[What is needed] From the first entry to the last, restate everything word for word and exclude pictures.

--- START ---

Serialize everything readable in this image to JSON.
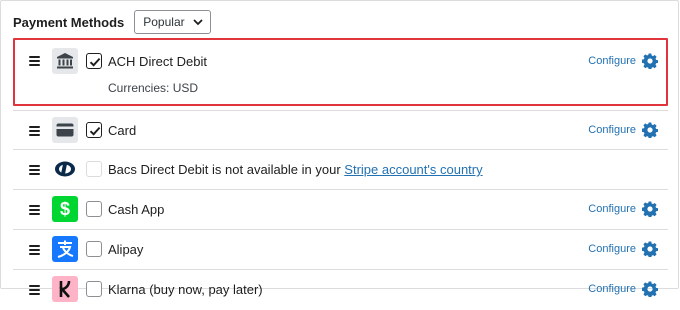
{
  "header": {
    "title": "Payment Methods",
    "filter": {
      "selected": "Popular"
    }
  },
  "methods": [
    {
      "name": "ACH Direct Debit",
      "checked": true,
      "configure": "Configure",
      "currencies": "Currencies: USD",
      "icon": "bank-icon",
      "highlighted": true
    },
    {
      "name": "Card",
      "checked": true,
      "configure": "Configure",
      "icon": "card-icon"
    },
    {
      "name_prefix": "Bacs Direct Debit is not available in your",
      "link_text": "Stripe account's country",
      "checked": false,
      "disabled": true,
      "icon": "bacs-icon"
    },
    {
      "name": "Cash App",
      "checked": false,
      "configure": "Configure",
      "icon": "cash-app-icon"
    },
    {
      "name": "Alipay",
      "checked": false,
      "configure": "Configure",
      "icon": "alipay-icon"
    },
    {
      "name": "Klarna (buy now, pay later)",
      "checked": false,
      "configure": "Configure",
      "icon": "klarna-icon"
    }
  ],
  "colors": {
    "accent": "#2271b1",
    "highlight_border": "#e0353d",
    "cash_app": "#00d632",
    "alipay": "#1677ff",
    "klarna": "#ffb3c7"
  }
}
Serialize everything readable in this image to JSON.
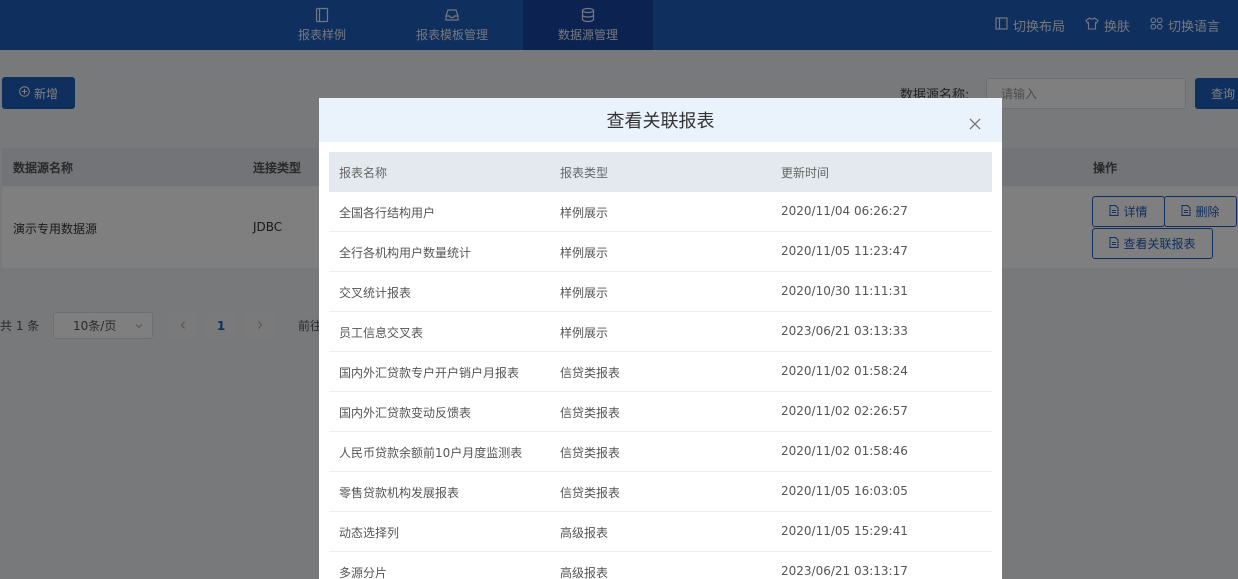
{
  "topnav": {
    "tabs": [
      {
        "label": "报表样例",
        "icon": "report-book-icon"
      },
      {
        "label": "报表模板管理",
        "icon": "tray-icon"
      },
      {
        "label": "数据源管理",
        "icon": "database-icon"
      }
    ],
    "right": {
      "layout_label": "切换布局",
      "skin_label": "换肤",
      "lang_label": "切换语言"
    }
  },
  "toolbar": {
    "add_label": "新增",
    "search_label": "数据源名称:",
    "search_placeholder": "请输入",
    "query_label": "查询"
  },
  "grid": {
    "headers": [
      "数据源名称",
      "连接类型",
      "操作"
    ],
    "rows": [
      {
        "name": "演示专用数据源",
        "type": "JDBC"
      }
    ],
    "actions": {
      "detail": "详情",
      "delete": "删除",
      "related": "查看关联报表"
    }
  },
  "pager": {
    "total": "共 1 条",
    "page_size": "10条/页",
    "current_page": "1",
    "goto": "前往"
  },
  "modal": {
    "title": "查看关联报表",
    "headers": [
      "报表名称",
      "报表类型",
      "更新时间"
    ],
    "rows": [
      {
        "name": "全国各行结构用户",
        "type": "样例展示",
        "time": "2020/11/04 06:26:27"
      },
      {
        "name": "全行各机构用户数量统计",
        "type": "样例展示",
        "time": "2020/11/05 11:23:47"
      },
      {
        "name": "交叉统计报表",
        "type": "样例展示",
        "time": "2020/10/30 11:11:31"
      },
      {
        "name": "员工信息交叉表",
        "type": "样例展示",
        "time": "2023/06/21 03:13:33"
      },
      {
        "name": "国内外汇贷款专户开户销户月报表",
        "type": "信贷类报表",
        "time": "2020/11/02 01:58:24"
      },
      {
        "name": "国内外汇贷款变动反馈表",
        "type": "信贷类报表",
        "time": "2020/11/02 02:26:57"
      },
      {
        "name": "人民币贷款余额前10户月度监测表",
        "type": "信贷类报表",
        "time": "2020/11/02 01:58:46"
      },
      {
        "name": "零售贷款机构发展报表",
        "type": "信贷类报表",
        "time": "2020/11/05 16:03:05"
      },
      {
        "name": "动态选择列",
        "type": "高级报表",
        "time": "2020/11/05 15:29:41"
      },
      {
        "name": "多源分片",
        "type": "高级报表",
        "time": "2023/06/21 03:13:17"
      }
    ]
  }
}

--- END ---

[Result of the task]
Serialize everything readable in this image to JSON.
{
  "header": {
    "title": "Payment Methods",
    "filter": {
      "selected": "Popular"
    }
  },
  "methods": [
    {
      "name": "ACH Direct Debit",
      "checked": true,
      "configure": "Configure",
      "currencies": "Currencies: USD",
      "icon": "bank-icon",
      "highlighted": true
    },
    {
      "name": "Card",
      "checked": true,
      "configure": "Configure",
      "icon": "card-icon"
    },
    {
      "name_prefix": "Bacs Direct Debit is not available in your",
      "link_text": "Stripe account's country",
      "checked": false,
      "disabled": true,
      "icon": "bacs-icon"
    },
    {
      "name": "Cash App",
      "checked": false,
      "configure": "Configure",
      "icon": "cash-app-icon"
    },
    {
      "name": "Alipay",
      "checked": false,
      "configure": "Configure",
      "icon": "alipay-icon"
    },
    {
      "name": "Klarna (buy now, pay later)",
      "checked": false,
      "configure": "Configure",
      "icon": "klarna-icon"
    }
  ],
  "colors": {
    "accent": "#2271b1",
    "highlight_border": "#e0353d",
    "cash_app": "#00d632",
    "alipay": "#1677ff",
    "klarna": "#ffb3c7"
  }
}
Serialize everything readable in this image to JSON.
{
  "topnav": {
    "tabs": [
      {
        "label": "报表样例",
        "icon": "report-book-icon"
      },
      {
        "label": "报表模板管理",
        "icon": "tray-icon"
      },
      {
        "label": "数据源管理",
        "icon": "database-icon"
      }
    ],
    "right": {
      "layout_label": "切换布局",
      "skin_label": "换肤",
      "lang_label": "切换语言"
    }
  },
  "toolbar": {
    "add_label": "新增",
    "search_label": "数据源名称:",
    "search_placeholder": "请输入",
    "query_label": "查询"
  },
  "grid": {
    "headers": [
      "数据源名称",
      "连接类型",
      "操作"
    ],
    "rows": [
      {
        "name": "演示专用数据源",
        "type": "JDBC"
      }
    ],
    "actions": {
      "detail": "详情",
      "delete": "删除",
      "related": "查看关联报表"
    }
  },
  "pager": {
    "total": "共 1 条",
    "page_size": "10条/页",
    "current_page": "1",
    "goto": "前往"
  },
  "modal": {
    "title": "查看关联报表",
    "headers": [
      "报表名称",
      "报表类型",
      "更新时间"
    ],
    "rows": [
      {
        "name": "全国各行结构用户",
        "type": "样例展示",
        "time": "2020/11/04 06:26:27"
      },
      {
        "name": "全行各机构用户数量统计",
        "type": "样例展示",
        "time": "2020/11/05 11:23:47"
      },
      {
        "name": "交叉统计报表",
        "type": "样例展示",
        "time": "2020/10/30 11:11:31"
      },
      {
        "name": "员工信息交叉表",
        "type": "样例展示",
        "time": "2023/06/21 03:13:33"
      },
      {
        "name": "国内外汇贷款专户开户销户月报表",
        "type": "信贷类报表",
        "time": "2020/11/02 01:58:24"
      },
      {
        "name": "国内外汇贷款变动反馈表",
        "type": "信贷类报表",
        "time": "2020/11/02 02:26:57"
      },
      {
        "name": "人民币贷款余额前10户月度监测表",
        "type": "信贷类报表",
        "time": "2020/11/02 01:58:46"
      },
      {
        "name": "零售贷款机构发展报表",
        "type": "信贷类报表",
        "time": "2020/11/05 16:03:05"
      },
      {
        "name": "动态选择列",
        "type": "高级报表",
        "time": "2020/11/05 15:29:41"
      },
      {
        "name": "多源分片",
        "type": "高级报表",
        "time": "2023/06/21 03:13:17"
      }
    ]
  }
}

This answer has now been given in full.